It will impact on your own playing significantly. Not having someone like a teacher to give you feedback on your sound production and sound quality means it may take a little more time (or not!) for you to understand and appreciate (a) what “good” sound could sound like and (b) how you personally can physically produce a “good” sound (which is totally subjective of course).

By effectively training your ear to become more sensitive to variations in sounds (and observing, where possible, how they’re produced) will mean your own sound production will become more sensitive and informed by what you’re hearing.

(4) Use a well-known and recommended method book

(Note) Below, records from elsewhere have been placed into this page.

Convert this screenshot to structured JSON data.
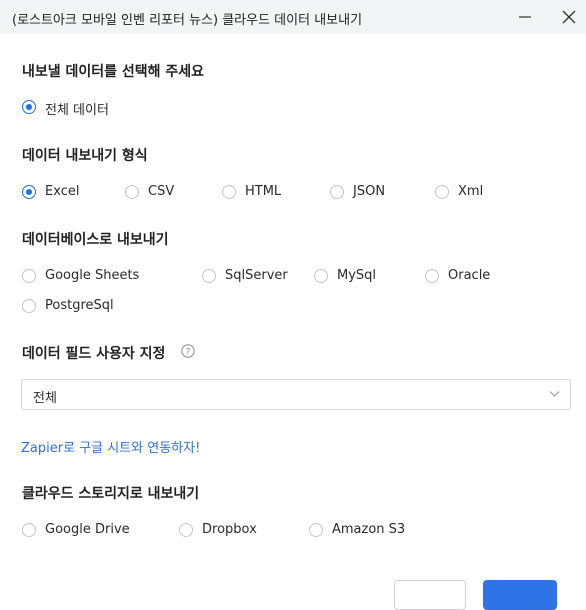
{
  "window": {
    "title": "(로스트아크 모바일 인벤 리포터 뉴스) 클라우드 데이터 내보내기"
  },
  "section_select": {
    "heading": "내보낼 데이터를 선택해 주세요",
    "options": [
      {
        "label": "전체 데이터",
        "checked": true
      }
    ]
  },
  "section_format": {
    "heading": "데이터 내보내기 형식",
    "options": [
      {
        "label": "Excel",
        "checked": true
      },
      {
        "label": "CSV",
        "checked": false
      },
      {
        "label": "HTML",
        "checked": false
      },
      {
        "label": "JSON",
        "checked": false
      },
      {
        "label": "Xml",
        "checked": false
      }
    ]
  },
  "section_database": {
    "heading": "데이터베이스로 내보내기",
    "options": [
      {
        "label": "Google Sheets",
        "checked": false
      },
      {
        "label": "SqlServer",
        "checked": false
      },
      {
        "label": "MySql",
        "checked": false
      },
      {
        "label": "Oracle",
        "checked": false
      },
      {
        "label": "PostgreSql",
        "checked": false
      }
    ]
  },
  "section_fields": {
    "heading": "데이터 필드 사용자 지정",
    "select_value": "전체"
  },
  "zapier_link": "Zapier로 구글 시트와 연동하자!",
  "section_cloud": {
    "heading": "클라우드 스토리지로 내보내기",
    "options": [
      {
        "label": "Google Drive",
        "checked": false
      },
      {
        "label": "Dropbox",
        "checked": false
      },
      {
        "label": "Amazon S3",
        "checked": false
      }
    ]
  },
  "colors": {
    "accent": "#1e6fe8",
    "link": "#2f6fde",
    "titlebar_bg": "#f3f4f6"
  }
}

There are plenty out there, and most will give you a reasonable start in learning the guitar. A New Tune A Day For Classical Guitar by Michael McCartney is not a bad book to check out and comes with a CD that plays the tunes, and acompaniments. If you feel you’re not moving ahead with the book you’ve chosen feel free to drop me a line and I can help suggest some alternatives. Similarly, if you feel you’ve moved beyond the book you’ve been using and don’t know where to go to next please feel free to drop me a line.


Thanks again for the reader (you know who you are) for getting in touch. Just to reiterate, as I said above encourage any of you seeking advice or if you have thoughts on a topic you’d like me to cover to do the same. I’m always keen to help if and where I can – Nicole.


It Takes Three To Tango!

Acclaimed composer and performer Máximo Pujol is bringing his tango trio direct from Buenos Aires to Australia for the first time ever – and his first stop is Melbourne this weekend!!

Having honed his skills playing milongas and tangos in the clubs of Buenos Aires, Pujol’s vibrant and melodically rich music is founded on these styles, and makes full use of the expressive powers of the guitar in dialogue with stellar bandoneonista Eleonora Ferreyra and double bass player Daniel Falasca.

If you like a bit of Latin flair then head along to Melba Hall at Melbourne Conservatorium of Music, Royal Parade this Saturday 12th July at 7:30m. You’ll be in for a serious (and very rare) treat. I promise!

Book tickets at: events/classicalguitar

In addition, you might like to attend the Tango Lecture Demonstration and Milonga by The Maximo Pujol Trio at Sidewalk Tango at 2:00pm on Sunday 13th July 2014 at 327 Swan Street, Richmond.  Book tickets at:

Check out the Maximo Pujol Trio in action……